All tanks be provided with a means of draining.
Atmospheric storage tanks be covered.
Tank size should have the capacity of draw down (gallons between cycles of high and low shut-off at desired pressure setting) at twice the GPM of pump discharge rate.

Useable tank volume is the amount of water that can be drawn off between high and low pressure switch setting. This volume varies with basic tank size, switch settings and degree of supercharge.

In limited capacity source systems, the storage capacity must be larger in order to have a satisfactory system.

For the two-pump system discussed earlier, the open storage tank should have a capacity which is at least equal to one day’s average consumption requirements. Larger storage volume will be necessary to meet special demands, such as fire fighting.

Storage capacity can be increased by using extra hydropneumatic tanks to store capacity needed to satisfy system demands.
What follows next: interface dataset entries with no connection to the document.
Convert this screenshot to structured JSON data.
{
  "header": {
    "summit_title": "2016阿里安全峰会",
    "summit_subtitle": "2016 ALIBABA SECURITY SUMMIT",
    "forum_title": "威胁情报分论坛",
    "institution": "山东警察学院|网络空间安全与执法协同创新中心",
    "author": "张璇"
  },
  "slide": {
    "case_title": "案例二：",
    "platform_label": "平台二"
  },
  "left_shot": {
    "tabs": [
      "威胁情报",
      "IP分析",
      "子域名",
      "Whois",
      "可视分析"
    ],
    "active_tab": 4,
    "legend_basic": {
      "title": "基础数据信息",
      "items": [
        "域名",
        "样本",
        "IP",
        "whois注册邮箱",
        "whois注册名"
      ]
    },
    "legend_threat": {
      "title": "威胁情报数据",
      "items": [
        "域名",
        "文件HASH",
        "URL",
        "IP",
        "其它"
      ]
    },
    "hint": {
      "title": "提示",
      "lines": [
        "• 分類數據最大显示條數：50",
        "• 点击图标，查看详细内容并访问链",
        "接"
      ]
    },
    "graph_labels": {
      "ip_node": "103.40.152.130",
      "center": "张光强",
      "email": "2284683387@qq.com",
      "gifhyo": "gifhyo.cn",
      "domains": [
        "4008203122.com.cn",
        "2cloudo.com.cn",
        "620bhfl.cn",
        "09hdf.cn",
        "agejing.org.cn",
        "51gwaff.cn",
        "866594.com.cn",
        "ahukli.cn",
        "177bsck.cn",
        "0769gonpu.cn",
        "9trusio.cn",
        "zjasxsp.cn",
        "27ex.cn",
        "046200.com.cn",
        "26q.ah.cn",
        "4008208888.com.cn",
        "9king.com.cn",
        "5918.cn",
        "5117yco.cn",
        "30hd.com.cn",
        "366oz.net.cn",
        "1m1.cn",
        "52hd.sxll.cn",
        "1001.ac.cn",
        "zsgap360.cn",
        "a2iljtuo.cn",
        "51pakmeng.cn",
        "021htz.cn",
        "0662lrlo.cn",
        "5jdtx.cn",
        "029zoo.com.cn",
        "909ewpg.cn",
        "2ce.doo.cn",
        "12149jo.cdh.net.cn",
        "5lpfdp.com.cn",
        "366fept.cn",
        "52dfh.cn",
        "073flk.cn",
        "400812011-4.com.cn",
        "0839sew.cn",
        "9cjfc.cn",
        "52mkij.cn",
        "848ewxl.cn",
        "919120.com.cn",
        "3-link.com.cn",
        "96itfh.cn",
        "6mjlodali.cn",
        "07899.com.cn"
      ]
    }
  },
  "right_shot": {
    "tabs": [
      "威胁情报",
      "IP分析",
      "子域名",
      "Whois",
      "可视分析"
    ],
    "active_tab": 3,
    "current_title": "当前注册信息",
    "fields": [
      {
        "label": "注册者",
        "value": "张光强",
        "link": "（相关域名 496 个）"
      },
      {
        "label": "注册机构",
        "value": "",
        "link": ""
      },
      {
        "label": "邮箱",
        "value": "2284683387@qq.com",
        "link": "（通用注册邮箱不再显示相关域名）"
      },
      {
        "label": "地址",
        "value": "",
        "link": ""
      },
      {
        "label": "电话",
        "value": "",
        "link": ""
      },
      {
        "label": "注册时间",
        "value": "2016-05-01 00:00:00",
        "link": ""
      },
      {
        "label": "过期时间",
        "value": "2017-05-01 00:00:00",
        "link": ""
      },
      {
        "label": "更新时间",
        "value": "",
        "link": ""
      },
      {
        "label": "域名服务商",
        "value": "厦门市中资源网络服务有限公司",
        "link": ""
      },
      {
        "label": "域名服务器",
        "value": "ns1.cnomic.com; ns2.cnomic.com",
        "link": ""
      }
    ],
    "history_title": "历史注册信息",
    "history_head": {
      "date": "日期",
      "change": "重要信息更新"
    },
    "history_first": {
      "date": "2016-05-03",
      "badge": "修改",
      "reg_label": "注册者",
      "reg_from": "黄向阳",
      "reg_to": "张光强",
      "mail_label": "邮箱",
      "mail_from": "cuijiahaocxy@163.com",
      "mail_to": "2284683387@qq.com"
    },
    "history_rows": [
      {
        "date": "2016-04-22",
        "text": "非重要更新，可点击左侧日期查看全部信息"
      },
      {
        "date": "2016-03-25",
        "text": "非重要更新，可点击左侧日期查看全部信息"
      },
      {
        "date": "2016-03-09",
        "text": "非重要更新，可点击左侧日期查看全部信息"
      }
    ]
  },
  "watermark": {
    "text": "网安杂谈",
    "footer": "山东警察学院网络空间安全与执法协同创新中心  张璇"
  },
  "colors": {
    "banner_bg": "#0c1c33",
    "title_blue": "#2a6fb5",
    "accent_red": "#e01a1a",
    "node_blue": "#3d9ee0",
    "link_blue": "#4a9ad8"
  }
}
For low yielding wells, the well casing itself may be used to store water. This storage is that water in the well casing between static level and maximum pumping level, which is about one gallon per foot for 6-inch diameter wells.

Each of these methods is an attempt to make best use of water from a limited capacity source. The desired rate and duration of use will dictate the tank size required. The system capacity is the important consideration.

For surface water sources, the hydropneumatic tank size would be determined in the same way as for an adequate source. Water treatment exposure time may require larger tanks.

The reservoirs or cisterns, which receive surface runoff should be large enough to supply the average daily demand over a drought period of maximum length.